[What is needed]: Where a line of the data below has the string "icon", copy that line.

[Stored data entries]:

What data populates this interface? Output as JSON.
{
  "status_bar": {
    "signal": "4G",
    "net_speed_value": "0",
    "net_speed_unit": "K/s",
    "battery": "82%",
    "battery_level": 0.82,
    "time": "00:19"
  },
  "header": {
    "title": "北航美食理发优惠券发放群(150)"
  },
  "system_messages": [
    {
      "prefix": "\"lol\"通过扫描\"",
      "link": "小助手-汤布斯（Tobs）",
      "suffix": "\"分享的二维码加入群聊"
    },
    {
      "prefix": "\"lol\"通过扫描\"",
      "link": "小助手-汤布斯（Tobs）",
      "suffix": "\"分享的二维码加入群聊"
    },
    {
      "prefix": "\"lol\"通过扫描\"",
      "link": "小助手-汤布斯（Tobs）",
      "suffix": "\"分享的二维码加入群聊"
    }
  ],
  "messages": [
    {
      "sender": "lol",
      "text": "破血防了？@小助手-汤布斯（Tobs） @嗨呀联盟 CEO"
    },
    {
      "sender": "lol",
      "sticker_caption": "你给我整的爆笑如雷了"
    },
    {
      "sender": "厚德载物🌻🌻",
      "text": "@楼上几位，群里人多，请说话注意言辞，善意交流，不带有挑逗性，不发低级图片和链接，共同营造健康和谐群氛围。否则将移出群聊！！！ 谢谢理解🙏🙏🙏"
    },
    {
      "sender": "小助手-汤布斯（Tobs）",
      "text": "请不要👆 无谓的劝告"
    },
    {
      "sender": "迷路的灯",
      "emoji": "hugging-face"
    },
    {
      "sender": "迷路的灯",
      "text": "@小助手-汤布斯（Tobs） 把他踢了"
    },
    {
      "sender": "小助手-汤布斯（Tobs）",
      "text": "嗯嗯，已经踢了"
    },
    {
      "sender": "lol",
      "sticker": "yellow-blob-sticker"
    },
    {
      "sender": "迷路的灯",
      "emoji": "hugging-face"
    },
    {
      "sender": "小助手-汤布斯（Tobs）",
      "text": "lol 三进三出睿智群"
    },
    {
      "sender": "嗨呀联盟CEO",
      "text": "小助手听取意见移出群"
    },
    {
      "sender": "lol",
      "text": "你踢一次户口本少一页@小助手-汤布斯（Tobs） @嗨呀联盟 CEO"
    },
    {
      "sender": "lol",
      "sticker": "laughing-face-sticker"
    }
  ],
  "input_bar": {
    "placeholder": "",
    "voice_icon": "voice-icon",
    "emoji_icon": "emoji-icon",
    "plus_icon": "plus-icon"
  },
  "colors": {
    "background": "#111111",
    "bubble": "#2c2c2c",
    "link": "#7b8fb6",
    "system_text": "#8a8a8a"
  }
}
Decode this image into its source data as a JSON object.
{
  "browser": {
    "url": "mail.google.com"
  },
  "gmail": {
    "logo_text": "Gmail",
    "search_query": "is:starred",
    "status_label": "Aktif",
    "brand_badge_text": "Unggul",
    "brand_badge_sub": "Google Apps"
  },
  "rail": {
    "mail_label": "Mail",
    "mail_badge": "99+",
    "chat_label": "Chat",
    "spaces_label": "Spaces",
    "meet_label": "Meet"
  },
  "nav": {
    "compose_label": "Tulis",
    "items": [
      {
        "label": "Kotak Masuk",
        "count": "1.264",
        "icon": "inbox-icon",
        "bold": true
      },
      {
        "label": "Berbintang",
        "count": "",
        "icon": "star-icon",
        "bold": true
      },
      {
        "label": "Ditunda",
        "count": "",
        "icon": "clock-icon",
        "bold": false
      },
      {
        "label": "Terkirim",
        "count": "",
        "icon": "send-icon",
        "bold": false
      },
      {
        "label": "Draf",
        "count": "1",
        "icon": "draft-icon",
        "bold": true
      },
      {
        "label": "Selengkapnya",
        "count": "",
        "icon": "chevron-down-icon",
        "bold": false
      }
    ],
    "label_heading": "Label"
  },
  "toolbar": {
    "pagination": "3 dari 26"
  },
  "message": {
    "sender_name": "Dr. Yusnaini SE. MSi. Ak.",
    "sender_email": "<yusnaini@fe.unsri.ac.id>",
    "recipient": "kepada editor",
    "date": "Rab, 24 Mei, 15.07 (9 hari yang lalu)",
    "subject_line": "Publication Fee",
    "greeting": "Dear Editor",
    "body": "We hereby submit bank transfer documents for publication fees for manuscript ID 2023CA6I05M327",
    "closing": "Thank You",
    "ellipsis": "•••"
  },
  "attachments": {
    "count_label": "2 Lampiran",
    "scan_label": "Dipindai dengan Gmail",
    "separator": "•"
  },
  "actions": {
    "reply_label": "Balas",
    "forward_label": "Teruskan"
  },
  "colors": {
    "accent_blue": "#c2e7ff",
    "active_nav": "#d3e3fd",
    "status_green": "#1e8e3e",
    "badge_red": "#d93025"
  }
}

[Task response]:
    "voice_icon": "voice-icon",
    "emoji_icon": "emoji-icon",
    "plus_icon": "plus-icon"
        "icon": "inbox-icon",
        "icon": "star-icon",
        "icon": "clock-icon",
        "icon": "send-icon",
        "icon": "draft-icon",
        "icon": "chevron-down-icon",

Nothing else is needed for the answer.